(Data listing)
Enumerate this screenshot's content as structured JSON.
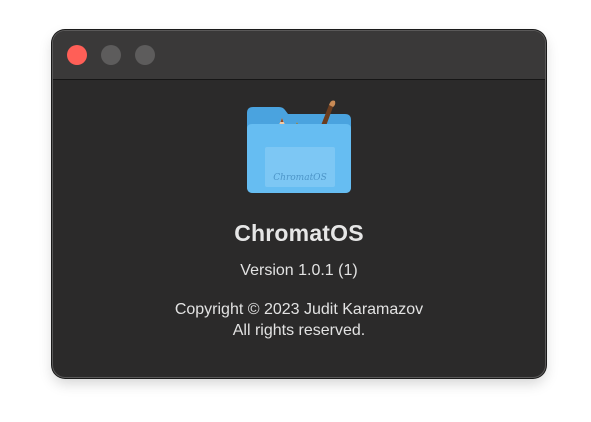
{
  "window": {
    "traffic_lights": {
      "close_color": "#ff5f57",
      "minimize_color": "#5d5c5c",
      "zoom_color": "#5d5c5c"
    }
  },
  "about": {
    "icon": "folder-with-pencils-and-brush-icon",
    "icon_label": "ChromatOS",
    "app_name": "ChromatOS",
    "version": "Version 1.0.1 (1)",
    "copyright_line1": "Copyright © 2023 Judit Karamazov",
    "copyright_line2": "All rights reserved."
  },
  "colors": {
    "window_bg": "#2b2a2a",
    "titlebar_bg": "#3a3939",
    "folder_blue": "#5ab4ee",
    "text": "#e2e2e2"
  }
}
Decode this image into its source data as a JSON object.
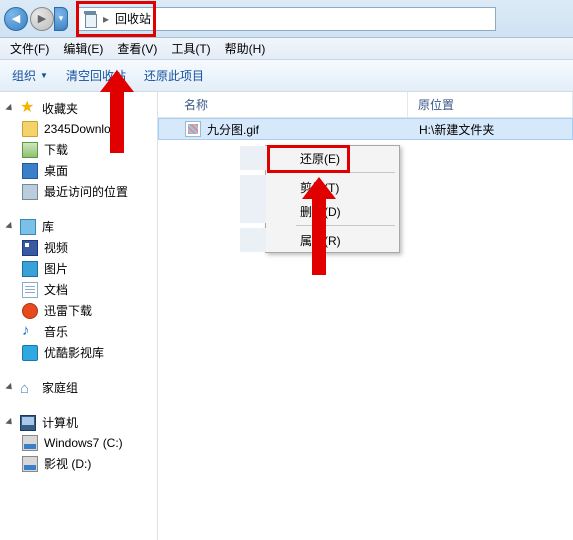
{
  "addressbar": {
    "crumb": "回收站"
  },
  "menubar": {
    "file": "文件(F)",
    "edit": "编辑(E)",
    "view": "查看(V)",
    "tools": "工具(T)",
    "help": "帮助(H)"
  },
  "toolbar": {
    "organize": "组织",
    "empty": "清空回收站",
    "restore": "还原此项目"
  },
  "nav": {
    "favorites": {
      "label": "收藏夹",
      "items": [
        {
          "label": "2345Downloa"
        },
        {
          "label": "下载"
        },
        {
          "label": "桌面"
        },
        {
          "label": "最近访问的位置"
        }
      ]
    },
    "libraries": {
      "label": "库",
      "items": [
        {
          "label": "视频"
        },
        {
          "label": "图片"
        },
        {
          "label": "文档"
        },
        {
          "label": "迅雷下载"
        },
        {
          "label": "音乐"
        },
        {
          "label": "优酷影视库"
        }
      ]
    },
    "homegroup": {
      "label": "家庭组"
    },
    "computer": {
      "label": "计算机",
      "items": [
        {
          "label": "Windows7 (C:)"
        },
        {
          "label": "影视 (D:)"
        }
      ]
    }
  },
  "columns": {
    "name": "名称",
    "location": "原位置"
  },
  "files": [
    {
      "name": "九分图.gif",
      "location": "H:\\新建文件夹"
    }
  ],
  "contextmenu": {
    "restore": "还原(E)",
    "cut": "剪切(T)",
    "delete": "删除(D)",
    "properties": "属性(R)"
  }
}
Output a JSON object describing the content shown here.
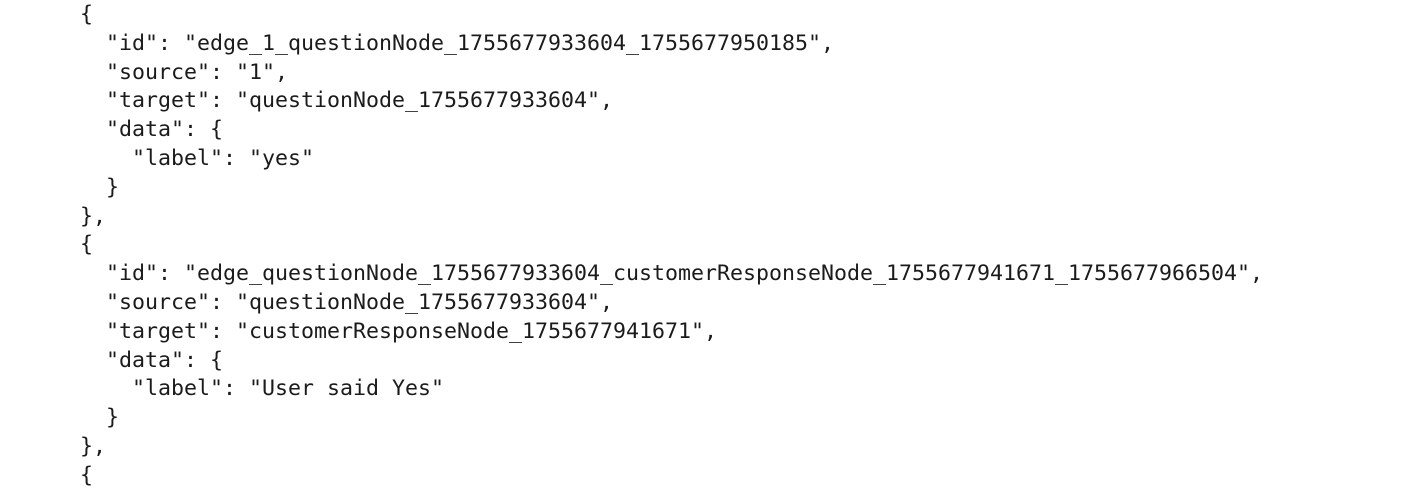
{
  "document": {
    "lines": [
      "{",
      "  \"id\": \"edge_1_questionNode_1755677933604_1755677950185\",",
      "  \"source\": \"1\",",
      "  \"target\": \"questionNode_1755677933604\",",
      "  \"data\": {",
      "    \"label\": \"yes\"",
      "  }",
      "},",
      "{",
      "  \"id\": \"edge_questionNode_1755677933604_customerResponseNode_1755677941671_1755677966504\",",
      "  \"source\": \"questionNode_1755677933604\",",
      "  \"target\": \"customerResponseNode_1755677941671\",",
      "  \"data\": {",
      "    \"label\": \"User said Yes\"",
      "  }",
      "},",
      "{"
    ]
  }
}
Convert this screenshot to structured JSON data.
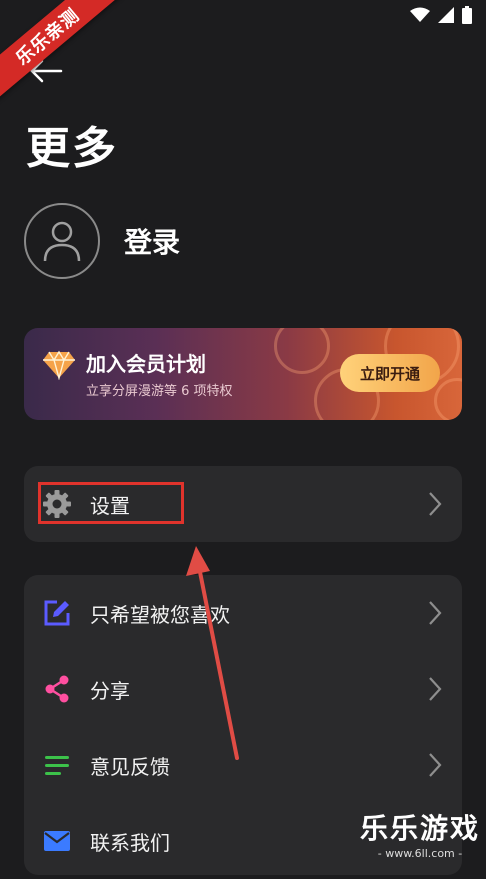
{
  "header": {
    "title": "更多"
  },
  "profile": {
    "login_label": "登录"
  },
  "vip": {
    "title": "加入会员计划",
    "subtitle": "立享分屏漫游等 6 项特权",
    "button": "立即开通",
    "accent": "#f2a54a"
  },
  "settings": {
    "label": "设置"
  },
  "menu": {
    "items": [
      {
        "label": "只希望被您喜欢",
        "icon": "edit-icon",
        "color": "#5b5bff"
      },
      {
        "label": "分享",
        "icon": "share-icon",
        "color": "#ff4fa0"
      },
      {
        "label": "意见反馈",
        "icon": "feedback-icon",
        "color": "#3cc24a"
      },
      {
        "label": "联系我们",
        "icon": "mail-icon",
        "color": "#3b7bff"
      }
    ]
  },
  "watermark": {
    "ribbon": "乐乐亲测",
    "corner_title": "乐乐游戏",
    "corner_url": "- www.6ll.com -"
  }
}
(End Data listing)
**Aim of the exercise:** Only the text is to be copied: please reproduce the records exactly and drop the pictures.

**The answer:**
Enumerate this screenshot's content as structured JSON.
{
  "window": {
    "traffic_lights": {
      "close_color": "#ff5f57",
      "minimize_color": "#5d5c5c",
      "zoom_color": "#5d5c5c"
    }
  },
  "about": {
    "icon": "folder-with-pencils-and-brush-icon",
    "icon_label": "ChromatOS",
    "app_name": "ChromatOS",
    "version": "Version 1.0.1 (1)",
    "copyright_line1": "Copyright © 2023 Judit Karamazov",
    "copyright_line2": "All rights reserved."
  },
  "colors": {
    "window_bg": "#2b2a2a",
    "titlebar_bg": "#3a3939",
    "folder_blue": "#5ab4ee",
    "text": "#e2e2e2"
  }
}
Decode this image into its source data as a JSON object.
{
  "addressbar": {
    "crumb": "回收站"
  },
  "menubar": {
    "file": "文件(F)",
    "edit": "编辑(E)",
    "view": "查看(V)",
    "tools": "工具(T)",
    "help": "帮助(H)"
  },
  "toolbar": {
    "organize": "组织",
    "empty": "清空回收站",
    "restore": "还原此项目"
  },
  "nav": {
    "favorites": {
      "label": "收藏夹",
      "items": [
        {
          "label": "2345Downloa"
        },
        {
          "label": "下载"
        },
        {
          "label": "桌面"
        },
        {
          "label": "最近访问的位置"
        }
      ]
    },
    "libraries": {
      "label": "库",
      "items": [
        {
          "label": "视频"
        },
        {
          "label": "图片"
        },
        {
          "label": "文档"
        },
        {
          "label": "迅雷下载"
        },
        {
          "label": "音乐"
        },
        {
          "label": "优酷影视库"
        }
      ]
    },
    "homegroup": {
      "label": "家庭组"
    },
    "computer": {
      "label": "计算机",
      "items": [
        {
          "label": "Windows7 (C:)"
        },
        {
          "label": "影视 (D:)"
        }
      ]
    }
  },
  "columns": {
    "name": "名称",
    "location": "原位置"
  },
  "files": [
    {
      "name": "九分图.gif",
      "location": "H:\\新建文件夹"
    }
  ],
  "contextmenu": {
    "restore": "还原(E)",
    "cut": "剪切(T)",
    "delete": "删除(D)",
    "properties": "属性(R)"
  }
}
Output a JSON object describing the content shown here.
{
  "document": {
    "lines": [
      "{",
      "  \"id\": \"edge_1_questionNode_1755677933604_1755677950185\",",
      "  \"source\": \"1\",",
      "  \"target\": \"questionNode_1755677933604\",",
      "  \"data\": {",
      "    \"label\": \"yes\"",
      "  }",
      "},",
      "{",
      "  \"id\": \"edge_questionNode_1755677933604_customerResponseNode_1755677941671_1755677966504\",",
      "  \"source\": \"questionNode_1755677933604\",",
      "  \"target\": \"customerResponseNode_1755677941671\",",
      "  \"data\": {",
      "    \"label\": \"User said Yes\"",
      "  }",
      "},",
      "{"
    ]
  }
}
Convert this screenshot to structured JSON data.
{
  "header": {
    "title": "更多"
  },
  "profile": {
    "login_label": "登录"
  },
  "vip": {
    "title": "加入会员计划",
    "subtitle": "立享分屏漫游等 6 项特权",
    "button": "立即开通",
    "accent": "#f2a54a"
  },
  "settings": {
    "label": "设置"
  },
  "menu": {
    "items": [
      {
        "label": "只希望被您喜欢",
        "icon": "edit-icon",
        "color": "#5b5bff"
      },
      {
        "label": "分享",
        "icon": "share-icon",
        "color": "#ff4fa0"
      },
      {
        "label": "意见反馈",
        "icon": "feedback-icon",
        "color": "#3cc24a"
      },
      {
        "label": "联系我们",
        "icon": "mail-icon",
        "color": "#3b7bff"
      }
    ]
  },
  "watermark": {
    "ribbon": "乐乐亲测",
    "corner_title": "乐乐游戏",
    "corner_url": "- www.6ll.com -"
  }
}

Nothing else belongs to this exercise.